— Instructions for the task —
Omit the pictures, then write out every entry exactly as it reads.

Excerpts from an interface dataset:
..........

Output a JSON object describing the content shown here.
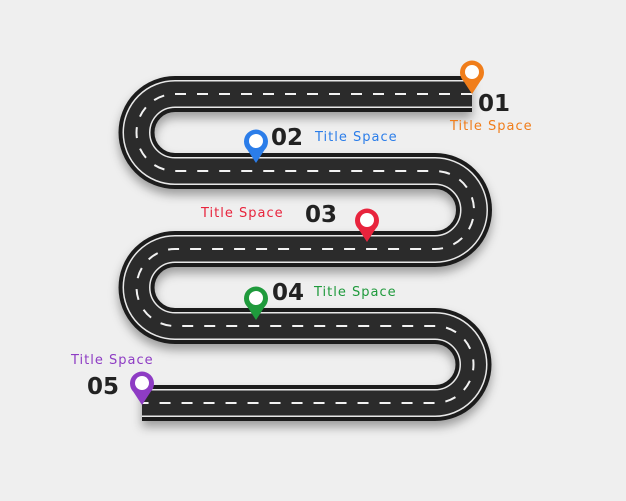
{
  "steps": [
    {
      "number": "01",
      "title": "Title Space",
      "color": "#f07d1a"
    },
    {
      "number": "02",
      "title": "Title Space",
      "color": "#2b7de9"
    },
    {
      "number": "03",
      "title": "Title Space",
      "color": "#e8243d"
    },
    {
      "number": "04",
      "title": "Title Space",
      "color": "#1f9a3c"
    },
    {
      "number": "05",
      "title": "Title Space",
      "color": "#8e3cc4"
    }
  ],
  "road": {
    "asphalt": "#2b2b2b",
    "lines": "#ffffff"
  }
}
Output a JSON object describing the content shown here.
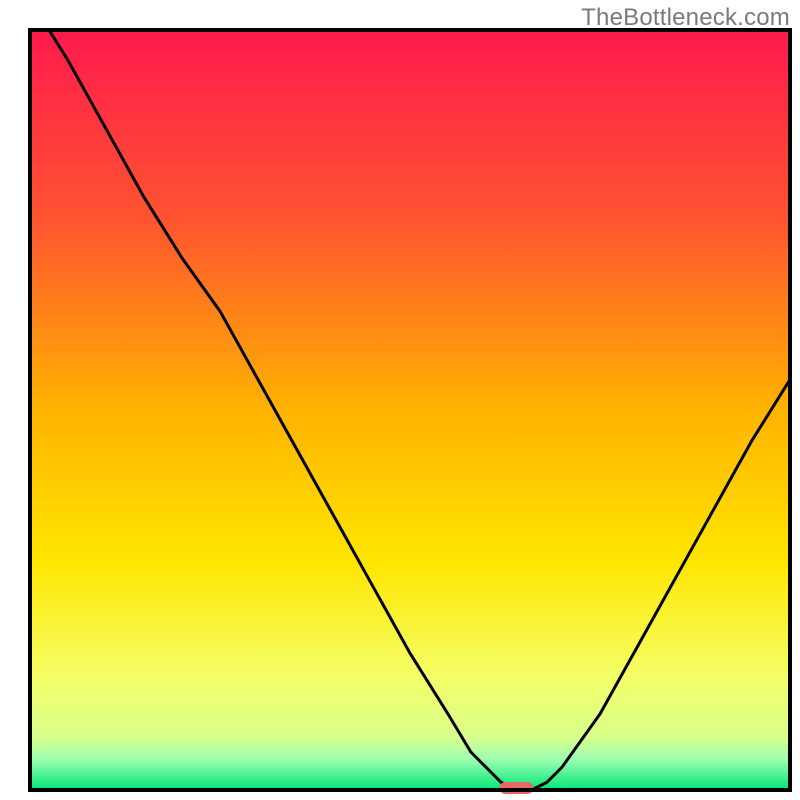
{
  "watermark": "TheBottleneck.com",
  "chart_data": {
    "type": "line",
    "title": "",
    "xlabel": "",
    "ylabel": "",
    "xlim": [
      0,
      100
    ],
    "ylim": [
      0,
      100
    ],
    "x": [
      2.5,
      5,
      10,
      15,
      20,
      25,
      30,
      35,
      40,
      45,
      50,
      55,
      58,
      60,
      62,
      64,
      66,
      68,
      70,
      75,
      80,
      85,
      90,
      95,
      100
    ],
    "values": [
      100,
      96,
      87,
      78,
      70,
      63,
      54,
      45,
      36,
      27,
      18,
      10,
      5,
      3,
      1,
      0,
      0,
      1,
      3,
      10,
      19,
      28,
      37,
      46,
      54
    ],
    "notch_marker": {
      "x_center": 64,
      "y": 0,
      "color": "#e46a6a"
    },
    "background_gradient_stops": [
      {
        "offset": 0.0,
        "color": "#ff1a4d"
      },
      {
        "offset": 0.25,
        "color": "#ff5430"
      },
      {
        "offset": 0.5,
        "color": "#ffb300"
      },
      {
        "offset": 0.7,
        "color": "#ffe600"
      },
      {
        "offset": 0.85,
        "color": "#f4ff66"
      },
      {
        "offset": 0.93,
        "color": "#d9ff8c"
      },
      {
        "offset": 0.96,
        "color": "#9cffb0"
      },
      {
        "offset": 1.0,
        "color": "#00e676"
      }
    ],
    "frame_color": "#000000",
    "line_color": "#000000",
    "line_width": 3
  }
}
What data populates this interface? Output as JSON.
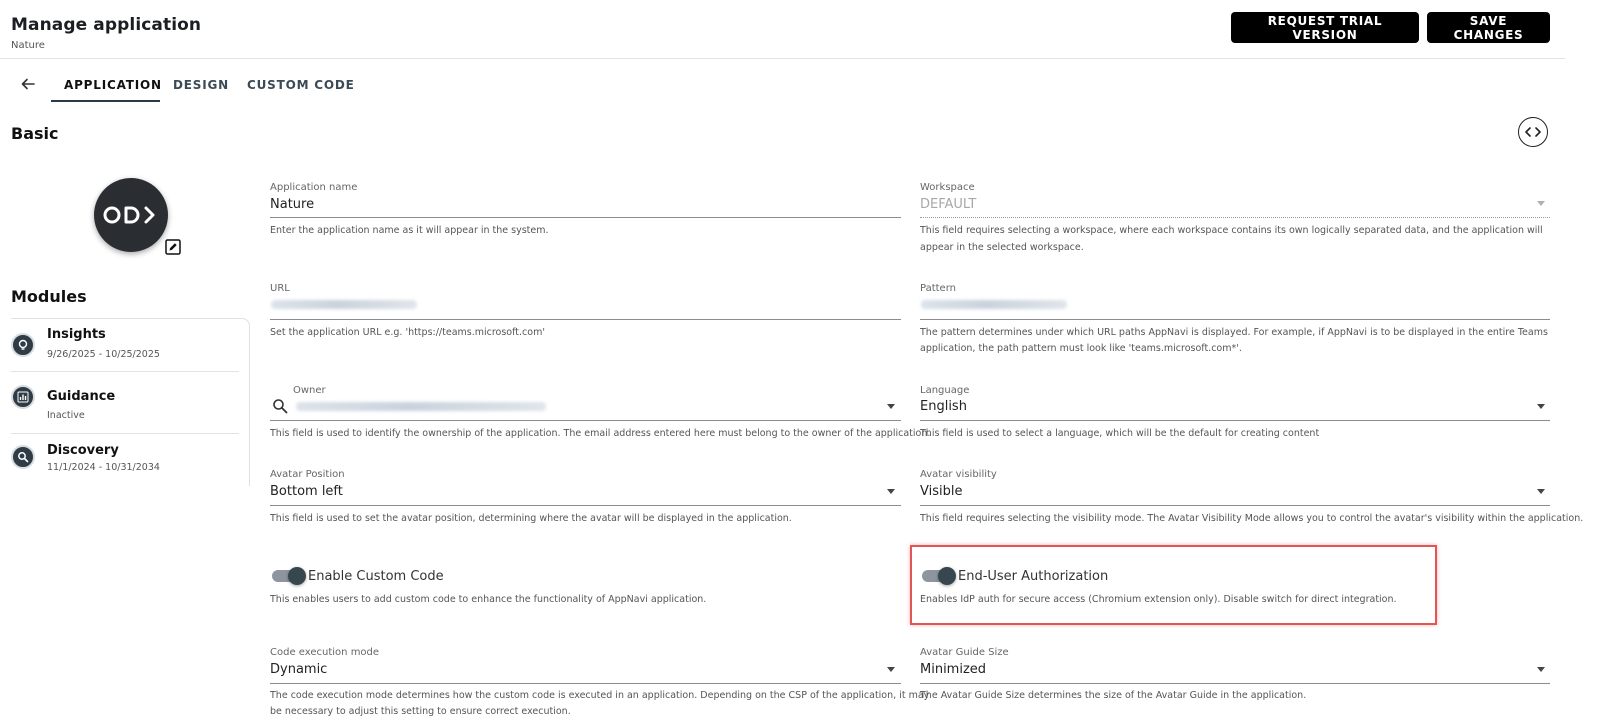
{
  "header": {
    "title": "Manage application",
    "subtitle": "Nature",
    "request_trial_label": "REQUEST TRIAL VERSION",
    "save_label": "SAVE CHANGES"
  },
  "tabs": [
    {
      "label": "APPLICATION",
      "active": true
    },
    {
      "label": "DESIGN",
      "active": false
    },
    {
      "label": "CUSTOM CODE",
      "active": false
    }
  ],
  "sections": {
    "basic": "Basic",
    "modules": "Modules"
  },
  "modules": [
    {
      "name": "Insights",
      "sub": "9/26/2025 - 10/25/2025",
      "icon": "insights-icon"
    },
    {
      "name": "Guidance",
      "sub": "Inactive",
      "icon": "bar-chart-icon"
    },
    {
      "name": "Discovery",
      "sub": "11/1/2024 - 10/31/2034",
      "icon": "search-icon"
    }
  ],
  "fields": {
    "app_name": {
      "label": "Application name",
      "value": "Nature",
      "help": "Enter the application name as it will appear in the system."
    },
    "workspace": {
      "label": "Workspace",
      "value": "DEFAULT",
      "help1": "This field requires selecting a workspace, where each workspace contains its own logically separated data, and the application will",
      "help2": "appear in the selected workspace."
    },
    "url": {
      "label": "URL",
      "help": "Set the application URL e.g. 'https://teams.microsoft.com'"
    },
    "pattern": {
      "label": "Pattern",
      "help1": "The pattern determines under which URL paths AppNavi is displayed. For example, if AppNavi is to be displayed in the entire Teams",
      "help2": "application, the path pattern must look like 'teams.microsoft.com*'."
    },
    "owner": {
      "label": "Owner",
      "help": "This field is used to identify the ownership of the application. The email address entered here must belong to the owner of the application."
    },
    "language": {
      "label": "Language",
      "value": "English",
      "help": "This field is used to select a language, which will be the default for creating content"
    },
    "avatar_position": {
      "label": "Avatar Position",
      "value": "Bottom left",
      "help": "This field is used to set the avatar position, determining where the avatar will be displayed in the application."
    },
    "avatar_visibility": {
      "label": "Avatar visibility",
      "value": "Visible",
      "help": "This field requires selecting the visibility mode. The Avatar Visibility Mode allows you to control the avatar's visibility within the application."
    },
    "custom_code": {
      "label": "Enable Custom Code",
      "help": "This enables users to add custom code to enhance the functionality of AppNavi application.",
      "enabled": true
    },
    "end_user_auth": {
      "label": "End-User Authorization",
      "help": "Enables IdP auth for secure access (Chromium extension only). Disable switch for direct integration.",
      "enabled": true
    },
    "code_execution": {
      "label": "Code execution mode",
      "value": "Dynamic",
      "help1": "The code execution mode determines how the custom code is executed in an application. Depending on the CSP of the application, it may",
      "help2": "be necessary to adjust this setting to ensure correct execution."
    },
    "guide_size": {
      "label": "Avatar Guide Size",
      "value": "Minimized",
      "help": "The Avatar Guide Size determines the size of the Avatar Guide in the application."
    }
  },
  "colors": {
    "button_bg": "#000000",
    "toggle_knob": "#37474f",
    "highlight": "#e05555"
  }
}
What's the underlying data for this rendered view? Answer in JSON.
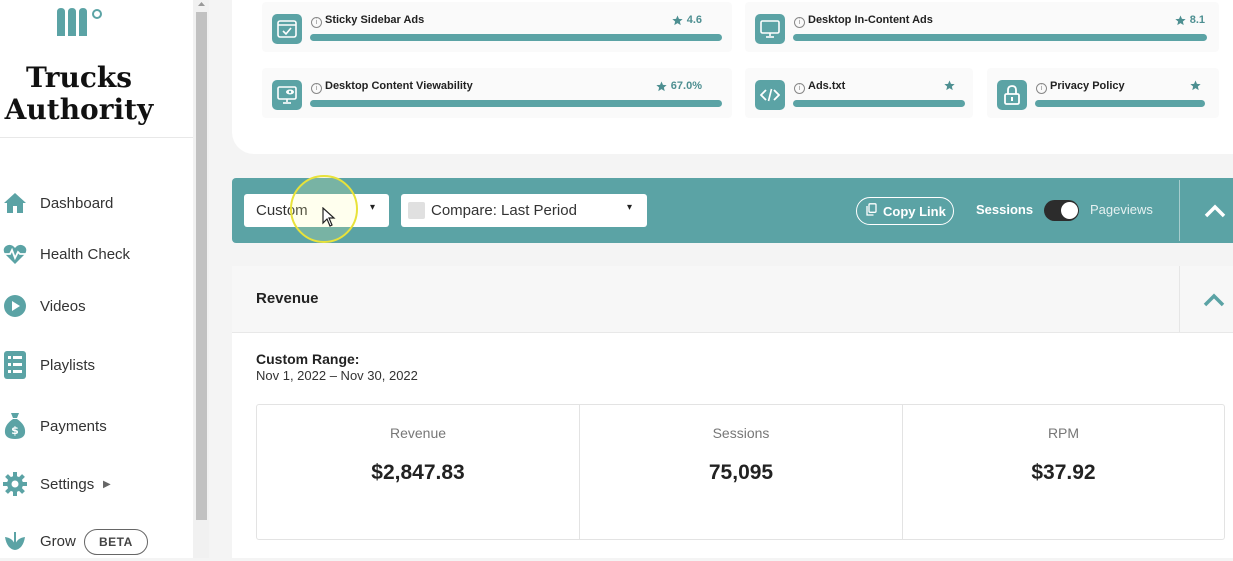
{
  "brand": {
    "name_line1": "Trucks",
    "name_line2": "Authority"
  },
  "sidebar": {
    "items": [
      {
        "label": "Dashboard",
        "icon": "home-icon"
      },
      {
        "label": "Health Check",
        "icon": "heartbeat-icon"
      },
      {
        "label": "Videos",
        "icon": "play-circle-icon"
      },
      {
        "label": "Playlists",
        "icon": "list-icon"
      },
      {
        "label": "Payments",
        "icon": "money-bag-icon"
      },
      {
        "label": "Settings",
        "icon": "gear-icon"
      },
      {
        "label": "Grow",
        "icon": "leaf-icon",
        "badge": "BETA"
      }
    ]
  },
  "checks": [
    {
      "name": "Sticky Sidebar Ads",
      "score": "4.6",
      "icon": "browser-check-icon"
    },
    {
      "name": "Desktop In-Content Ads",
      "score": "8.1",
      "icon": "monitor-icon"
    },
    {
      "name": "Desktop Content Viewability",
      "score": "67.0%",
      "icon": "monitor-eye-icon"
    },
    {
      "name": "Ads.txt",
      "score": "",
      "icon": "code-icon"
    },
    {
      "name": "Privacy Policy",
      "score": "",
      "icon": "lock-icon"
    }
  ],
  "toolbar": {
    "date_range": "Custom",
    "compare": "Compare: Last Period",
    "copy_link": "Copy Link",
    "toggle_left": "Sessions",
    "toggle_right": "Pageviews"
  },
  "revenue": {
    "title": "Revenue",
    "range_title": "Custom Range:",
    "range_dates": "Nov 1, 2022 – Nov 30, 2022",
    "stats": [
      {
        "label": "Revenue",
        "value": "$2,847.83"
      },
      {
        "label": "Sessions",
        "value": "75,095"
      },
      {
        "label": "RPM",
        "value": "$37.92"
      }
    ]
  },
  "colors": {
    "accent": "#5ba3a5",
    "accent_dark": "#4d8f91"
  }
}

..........

— Answer for this exercise —
Output a JSON object describing the content shown here.
{
  "steps": [
    {
      "number": "01",
      "title": "Title Space",
      "color": "#f07d1a"
    },
    {
      "number": "02",
      "title": "Title Space",
      "color": "#2b7de9"
    },
    {
      "number": "03",
      "title": "Title Space",
      "color": "#e8243d"
    },
    {
      "number": "04",
      "title": "Title Space",
      "color": "#1f9a3c"
    },
    {
      "number": "05",
      "title": "Title Space",
      "color": "#8e3cc4"
    }
  ],
  "road": {
    "asphalt": "#2b2b2b",
    "lines": "#ffffff"
  }
}
Output a JSON object describing the content shown here.
{
  "watermark": "TheBottleneck.com",
  "chart_data": {
    "type": "line",
    "title": "",
    "xlabel": "",
    "ylabel": "",
    "xlim": [
      0,
      100
    ],
    "ylim": [
      0,
      100
    ],
    "x": [
      2.5,
      5,
      10,
      15,
      20,
      25,
      30,
      35,
      40,
      45,
      50,
      55,
      58,
      60,
      62,
      64,
      66,
      68,
      70,
      75,
      80,
      85,
      90,
      95,
      100
    ],
    "values": [
      100,
      96,
      87,
      78,
      70,
      63,
      54,
      45,
      36,
      27,
      18,
      10,
      5,
      3,
      1,
      0,
      0,
      1,
      3,
      10,
      19,
      28,
      37,
      46,
      54
    ],
    "notch_marker": {
      "x_center": 64,
      "y": 0,
      "color": "#e46a6a"
    },
    "background_gradient_stops": [
      {
        "offset": 0.0,
        "color": "#ff1a4d"
      },
      {
        "offset": 0.25,
        "color": "#ff5430"
      },
      {
        "offset": 0.5,
        "color": "#ffb300"
      },
      {
        "offset": 0.7,
        "color": "#ffe600"
      },
      {
        "offset": 0.85,
        "color": "#f4ff66"
      },
      {
        "offset": 0.93,
        "color": "#d9ff8c"
      },
      {
        "offset": 0.96,
        "color": "#9cffb0"
      },
      {
        "offset": 1.0,
        "color": "#00e676"
      }
    ],
    "frame_color": "#000000",
    "line_color": "#000000",
    "line_width": 3
  }
}
What data populates this interface? Output as JSON.
{
  "header": {
    "title": "Manage application",
    "subtitle": "Nature",
    "request_trial_label": "REQUEST TRIAL VERSION",
    "save_label": "SAVE CHANGES"
  },
  "tabs": [
    {
      "label": "APPLICATION",
      "active": true
    },
    {
      "label": "DESIGN",
      "active": false
    },
    {
      "label": "CUSTOM CODE",
      "active": false
    }
  ],
  "sections": {
    "basic": "Basic",
    "modules": "Modules"
  },
  "modules": [
    {
      "name": "Insights",
      "sub": "9/26/2025 - 10/25/2025",
      "icon": "insights-icon"
    },
    {
      "name": "Guidance",
      "sub": "Inactive",
      "icon": "bar-chart-icon"
    },
    {
      "name": "Discovery",
      "sub": "11/1/2024 - 10/31/2034",
      "icon": "search-icon"
    }
  ],
  "fields": {
    "app_name": {
      "label": "Application name",
      "value": "Nature",
      "help": "Enter the application name as it will appear in the system."
    },
    "workspace": {
      "label": "Workspace",
      "value": "DEFAULT",
      "help1": "This field requires selecting a workspace, where each workspace contains its own logically separated data, and the application will",
      "help2": "appear in the selected workspace."
    },
    "url": {
      "label": "URL",
      "help": "Set the application URL e.g. 'https://teams.microsoft.com'"
    },
    "pattern": {
      "label": "Pattern",
      "help1": "The pattern determines under which URL paths AppNavi is displayed. For example, if AppNavi is to be displayed in the entire Teams",
      "help2": "application, the path pattern must look like 'teams.microsoft.com*'."
    },
    "owner": {
      "label": "Owner",
      "help": "This field is used to identify the ownership of the application. The email address entered here must belong to the owner of the application."
    },
    "language": {
      "label": "Language",
      "value": "English",
      "help": "This field is used to select a language, which will be the default for creating content"
    },
    "avatar_position": {
      "label": "Avatar Position",
      "value": "Bottom left",
      "help": "This field is used to set the avatar position, determining where the avatar will be displayed in the application."
    },
    "avatar_visibility": {
      "label": "Avatar visibility",
      "value": "Visible",
      "help": "This field requires selecting the visibility mode. The Avatar Visibility Mode allows you to control the avatar's visibility within the application."
    },
    "custom_code": {
      "label": "Enable Custom Code",
      "help": "This enables users to add custom code to enhance the functionality of AppNavi application.",
      "enabled": true
    },
    "end_user_auth": {
      "label": "End-User Authorization",
      "help": "Enables IdP auth for secure access (Chromium extension only). Disable switch for direct integration.",
      "enabled": true
    },
    "code_execution": {
      "label": "Code execution mode",
      "value": "Dynamic",
      "help1": "The code execution mode determines how the custom code is executed in an application. Depending on the CSP of the application, it may",
      "help2": "be necessary to adjust this setting to ensure correct execution."
    },
    "guide_size": {
      "label": "Avatar Guide Size",
      "value": "Minimized",
      "help": "The Avatar Guide Size determines the size of the Avatar Guide in the application."
    }
  },
  "colors": {
    "button_bg": "#000000",
    "toggle_knob": "#37474f",
    "highlight": "#e05555"
  }
}
What's the underlying data for this rendered view? Answer in JSON.
{
  "brand": {
    "name_line1": "Trucks",
    "name_line2": "Authority"
  },
  "sidebar": {
    "items": [
      {
        "label": "Dashboard",
        "icon": "home-icon"
      },
      {
        "label": "Health Check",
        "icon": "heartbeat-icon"
      },
      {
        "label": "Videos",
        "icon": "play-circle-icon"
      },
      {
        "label": "Playlists",
        "icon": "list-icon"
      },
      {
        "label": "Payments",
        "icon": "money-bag-icon"
      },
      {
        "label": "Settings",
        "icon": "gear-icon"
      },
      {
        "label": "Grow",
        "icon": "leaf-icon",
        "badge": "BETA"
      }
    ]
  },
  "checks": [
    {
      "name": "Sticky Sidebar Ads",
      "score": "4.6",
      "icon": "browser-check-icon"
    },
    {
      "name": "Desktop In-Content Ads",
      "score": "8.1",
      "icon": "monitor-icon"
    },
    {
      "name": "Desktop Content Viewability",
      "score": "67.0%",
      "icon": "monitor-eye-icon"
    },
    {
      "name": "Ads.txt",
      "score": "",
      "icon": "code-icon"
    },
    {
      "name": "Privacy Policy",
      "score": "",
      "icon": "lock-icon"
    }
  ],
  "toolbar": {
    "date_range": "Custom",
    "compare": "Compare: Last Period",
    "copy_link": "Copy Link",
    "toggle_left": "Sessions",
    "toggle_right": "Pageviews"
  },
  "revenue": {
    "title": "Revenue",
    "range_title": "Custom Range:",
    "range_dates": "Nov 1, 2022 – Nov 30, 2022",
    "stats": [
      {
        "label": "Revenue",
        "value": "$2,847.83"
      },
      {
        "label": "Sessions",
        "value": "75,095"
      },
      {
        "label": "RPM",
        "value": "$37.92"
      }
    ]
  },
  "colors": {
    "accent": "#5ba3a5",
    "accent_dark": "#4d8f91"
  }
}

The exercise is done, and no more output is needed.